Work to be completed:
Return all lines of the listing below that carry the word "risk".

Data supplied:
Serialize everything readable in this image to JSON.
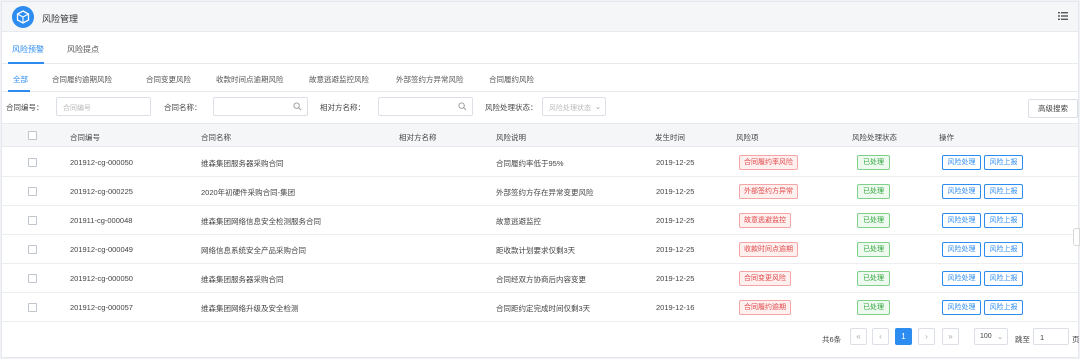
{
  "app": {
    "title": "风险管理",
    "menu_icon": "list-menu-icon",
    "logo_icon": "cube-logo-icon",
    "accent": "#2d8cf0"
  },
  "top_tabs": [
    {
      "label": "风险预警",
      "active": true
    },
    {
      "label": "风险提点",
      "active": false
    }
  ],
  "sub_tabs": [
    {
      "label": "全部",
      "active": true
    },
    {
      "label": "合同履约逾期风险"
    },
    {
      "label": "合同变更风险"
    },
    {
      "label": "收款时间点逾期风险"
    },
    {
      "label": "故意逃避监控风险"
    },
    {
      "label": "外部签约方异常风险"
    },
    {
      "label": "合同履约风险"
    }
  ],
  "filters": {
    "contract_no_label": "合同编号：",
    "contract_no_placeholder": "合同编号",
    "contract_name_label": "合同名称：",
    "counterparty_label": "相对方名称：",
    "status_label": "风险处理状态：",
    "status_placeholder": "风险处理状态",
    "advanced_search": "高级搜索"
  },
  "table": {
    "columns": [
      "合同编号",
      "合同名称",
      "相对方名称",
      "风险说明",
      "发生时间",
      "风险项",
      "风险处理状态",
      "操作"
    ],
    "actions": {
      "handle": "风险处理",
      "report": "风险上报"
    },
    "rows": [
      {
        "no": "201912-cg-000050",
        "name": "维森集团服务器采购合同",
        "party": "",
        "desc": "合同履约率低于95%",
        "date": "2019-12-25",
        "risk": "合同履约率风险",
        "status": "已处理"
      },
      {
        "no": "201912-cg-000225",
        "name": "2020年初硬件采购合同-集团",
        "party": "",
        "desc": "外部签约方存在异常变更风险",
        "date": "2019-12-25",
        "risk": "外部签约方异常",
        "status": "已处理"
      },
      {
        "no": "201911-cg-000048",
        "name": "维森集团网络信息安全检测服务合同",
        "party": "",
        "desc": "故意逃避监控",
        "date": "2019-12-25",
        "risk": "故意逃避监控",
        "status": "已处理"
      },
      {
        "no": "201912-cg-000049",
        "name": "网络信息系统安全产品采购合同",
        "party": "",
        "desc": "距收款计划要求仅剩3天",
        "date": "2019-12-25",
        "risk": "收款时间点逾期",
        "status": "已处理"
      },
      {
        "no": "201912-cg-000050",
        "name": "维森集团服务器采购合同",
        "party": "",
        "desc": "合同经双方协商后内容变更",
        "date": "2019-12-25",
        "risk": "合同变更风险",
        "status": "已处理"
      },
      {
        "no": "201912-cg-000057",
        "name": "维森集团网络升级及安全检测",
        "party": "",
        "desc": "合同距约定完成时间仅剩3天",
        "date": "2019-12-16",
        "risk": "合同履约逾期",
        "status": "已处理"
      }
    ]
  },
  "pager": {
    "total": "共6条",
    "current_page": "1",
    "page_size": "100",
    "jump_label": "跳至",
    "jump_value": "1",
    "page_unit": "页"
  }
}
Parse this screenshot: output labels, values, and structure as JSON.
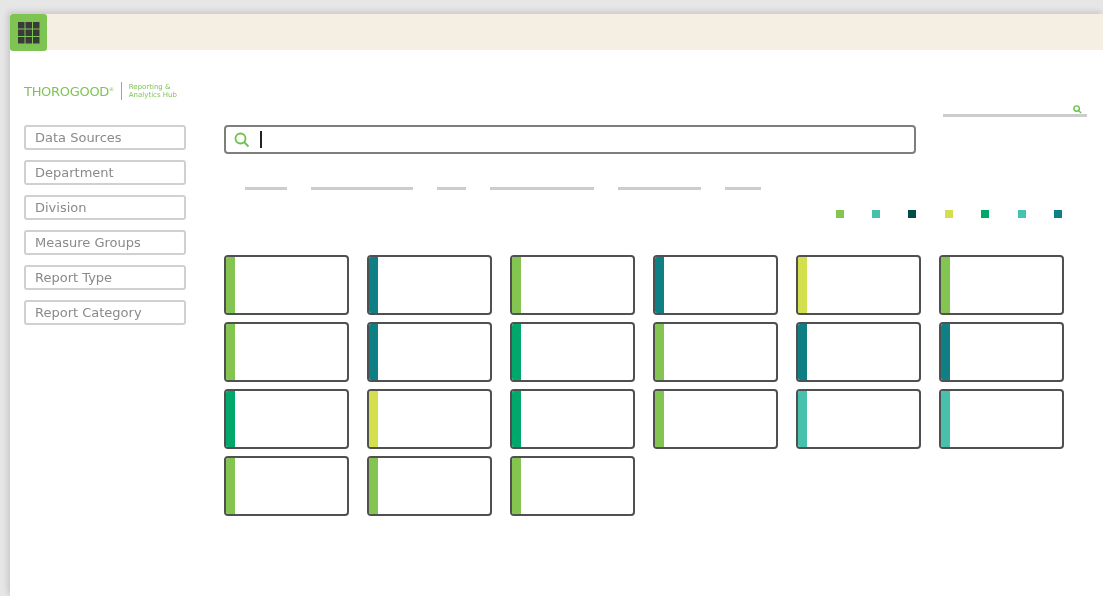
{
  "brand": {
    "logo": "THOROGOOD",
    "registered": "®",
    "subtitle_line_1": "Reporting &",
    "subtitle_line_2": "Analytics Hub"
  },
  "filters": [
    "Data Sources",
    "Department",
    "Division",
    "Measure Groups",
    "Report Type",
    "Report Category"
  ],
  "legend": [
    {
      "color": "#84c552"
    },
    {
      "color": "#47c1ac"
    },
    {
      "color": "#004d47"
    },
    {
      "color": "#d4df4d"
    },
    {
      "color": "#00a86b"
    },
    {
      "color": "#45c2b0"
    },
    {
      "color": "#0e7f85"
    }
  ],
  "cards": [
    {
      "color": "#84c552"
    },
    {
      "color": "#0e7f85"
    },
    {
      "color": "#84c552"
    },
    {
      "color": "#0e7f85"
    },
    {
      "color": "#d4df4d"
    },
    {
      "color": "#84c552"
    },
    {
      "color": "#84c552"
    },
    {
      "color": "#0e7f85"
    },
    {
      "color": "#00a86b"
    },
    {
      "color": "#84c552"
    },
    {
      "color": "#0e7f85"
    },
    {
      "color": "#0e7f85"
    },
    {
      "color": "#00a86b"
    },
    {
      "color": "#d4df4d"
    },
    {
      "color": "#00a86b"
    },
    {
      "color": "#84c552"
    },
    {
      "color": "#47c1ac"
    },
    {
      "color": "#47c1ac"
    },
    {
      "color": "#84c552"
    },
    {
      "color": "#84c552"
    },
    {
      "color": "#84c552"
    }
  ]
}
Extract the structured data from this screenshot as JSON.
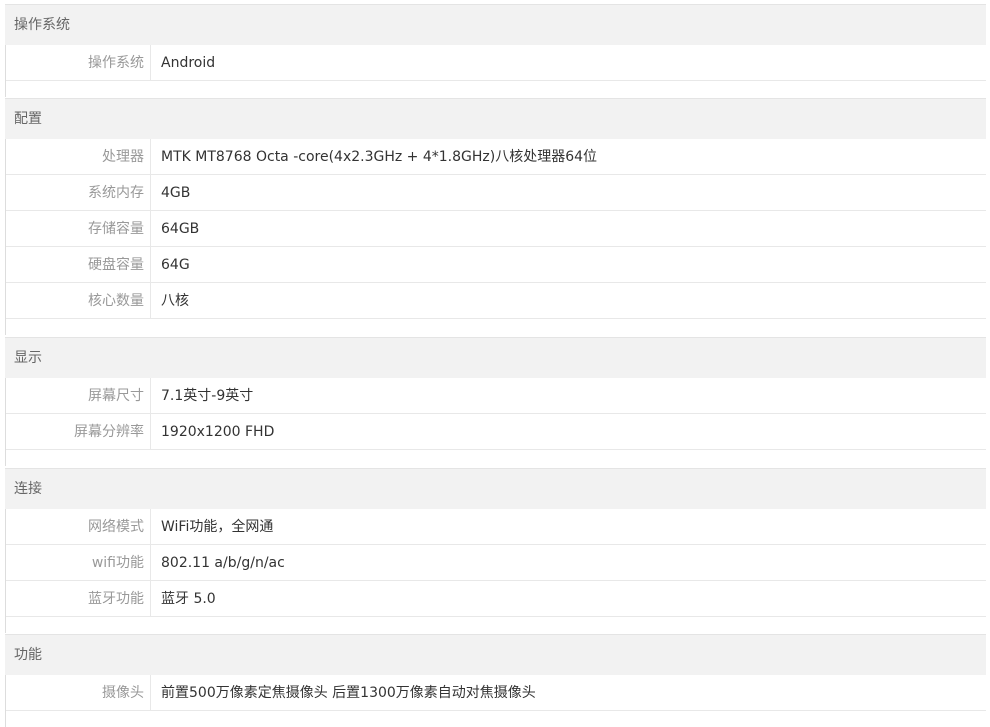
{
  "sections": [
    {
      "title": "操作系统",
      "rows": [
        {
          "label": "操作系统",
          "value": "Android"
        }
      ]
    },
    {
      "title": "配置",
      "rows": [
        {
          "label": "处理器",
          "value": "MTK MT8768 Octa -core(4x2.3GHz + 4*1.8GHz)八核处理器64位"
        },
        {
          "label": "系统内存",
          "value": "4GB"
        },
        {
          "label": "存储容量",
          "value": "64GB"
        },
        {
          "label": "硬盘容量",
          "value": "64G"
        },
        {
          "label": "核心数量",
          "value": "八核"
        }
      ]
    },
    {
      "title": "显示",
      "rows": [
        {
          "label": "屏幕尺寸",
          "value": "7.1英寸-9英寸"
        },
        {
          "label": "屏幕分辨率",
          "value": "1920x1200 FHD"
        }
      ]
    },
    {
      "title": "连接",
      "rows": [
        {
          "label": "网络模式",
          "value": "WiFi功能，全网通"
        },
        {
          "label": "wifi功能",
          "value": "802.11 a/b/g/n/ac"
        },
        {
          "label": "蓝牙功能",
          "value": "蓝牙 5.0"
        }
      ]
    },
    {
      "title": "功能",
      "rows": [
        {
          "label": "摄像头",
          "value": "前置500万像素定焦摄像头 后置1300万像素自动对焦摄像头"
        }
      ]
    }
  ]
}
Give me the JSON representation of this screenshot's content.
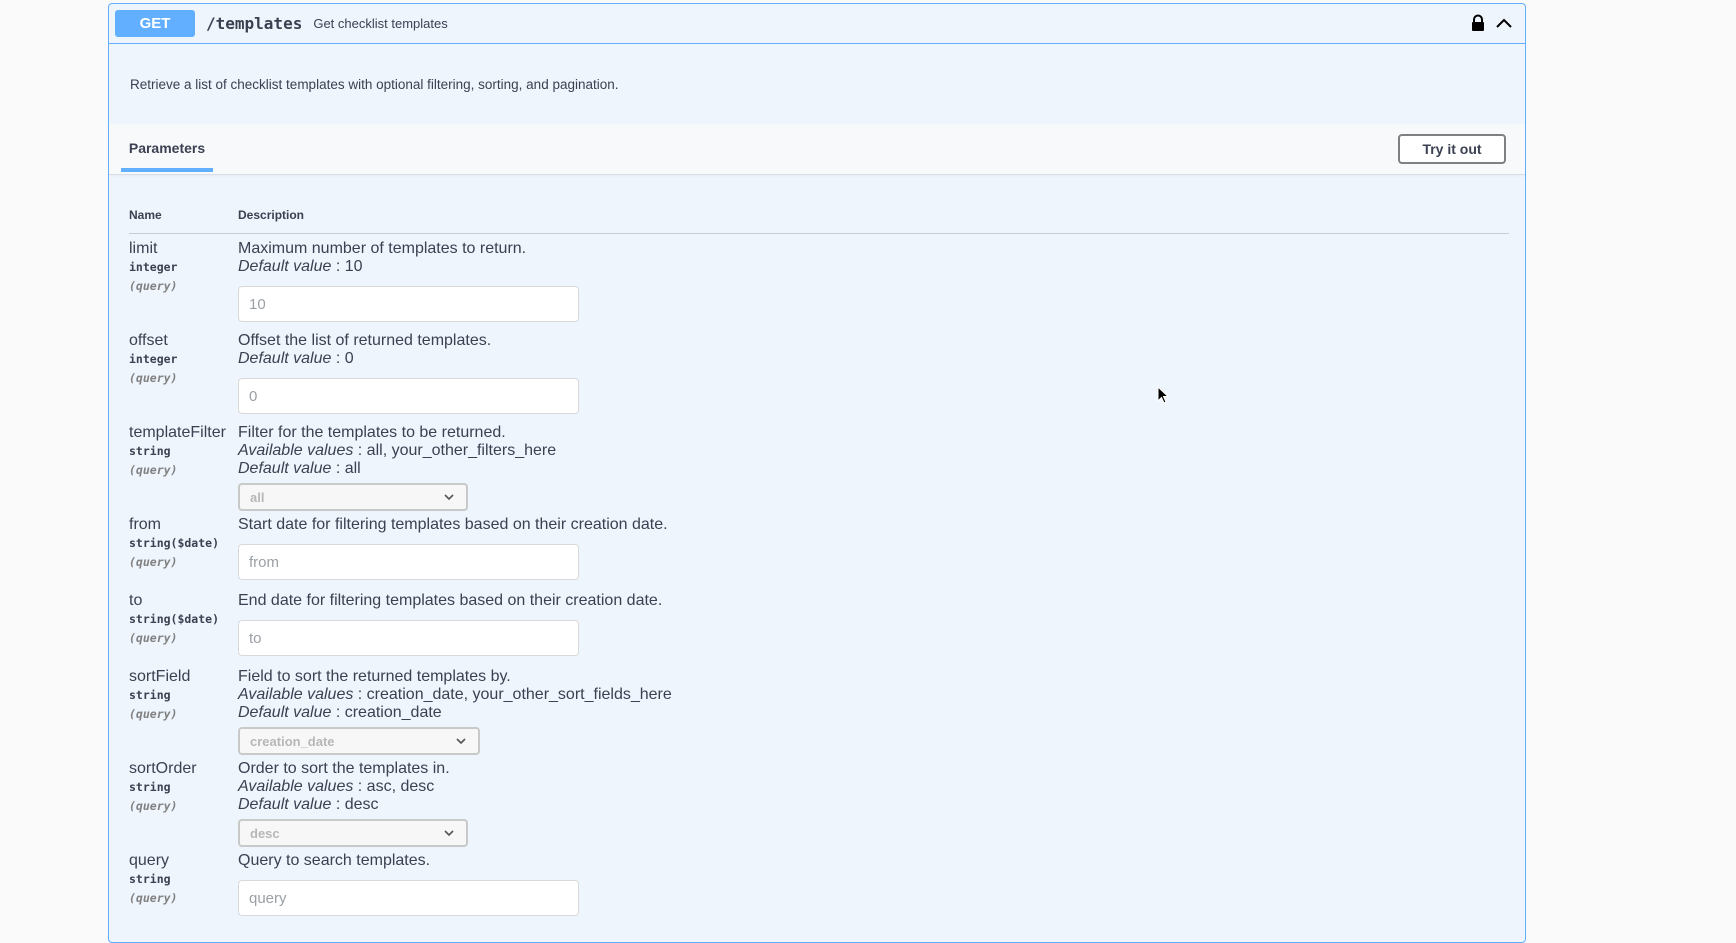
{
  "operation": {
    "method": "GET",
    "path": "/templates",
    "summary": "Get checklist templates",
    "description": "Retrieve a list of checklist templates with optional filtering, sorting, and pagination."
  },
  "section": {
    "tab_label": "Parameters",
    "try_button_label": "Try it out"
  },
  "table": {
    "name_header": "Name",
    "description_header": "Description"
  },
  "labels": {
    "default_value": "Default value",
    "available_values": "Available values"
  },
  "params": [
    {
      "name": "limit",
      "type": "integer",
      "in": "(query)",
      "description": "Maximum number of templates to return.",
      "default": " : 10",
      "input_value": "10"
    },
    {
      "name": "offset",
      "type": "integer",
      "in": "(query)",
      "description": "Offset the list of returned templates.",
      "default": " : 0",
      "input_value": "0"
    },
    {
      "name": "templateFilter",
      "type": "string",
      "in": "(query)",
      "description": "Filter for the templates to be returned.",
      "available": " : all, your_other_filters_here",
      "default": " : all",
      "selected": "all"
    },
    {
      "name": "from",
      "type": "string($date)",
      "in": "(query)",
      "description": "Start date for filtering templates based on their creation date.",
      "placeholder": "from"
    },
    {
      "name": "to",
      "type": "string($date)",
      "in": "(query)",
      "description": "End date for filtering templates based on their creation date.",
      "placeholder": "to"
    },
    {
      "name": "sortField",
      "type": "string",
      "in": "(query)",
      "description": "Field to sort the returned templates by.",
      "available": " : creation_date, your_other_sort_fields_here",
      "default": " : creation_date",
      "selected": "creation_date"
    },
    {
      "name": "sortOrder",
      "type": "string",
      "in": "(query)",
      "description": "Order to sort the templates in.",
      "available": " : asc, desc",
      "default": " : desc",
      "selected": "desc"
    },
    {
      "name": "query",
      "type": "string",
      "in": "(query)",
      "description": "Query to search templates.",
      "placeholder": "query"
    }
  ],
  "colors": {
    "get_accent": "#61affe",
    "block_background": "#eef5fd",
    "page_background": "#fafafa"
  }
}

Task response:
        "risk": "合同履约率风险",
        "risk": "外部签约方异常",
        "risk": "故意逃避监控",
        "risk": "收款时间点逾期",
        "risk": "合同变更风险",
        "risk": "合同履约逾期",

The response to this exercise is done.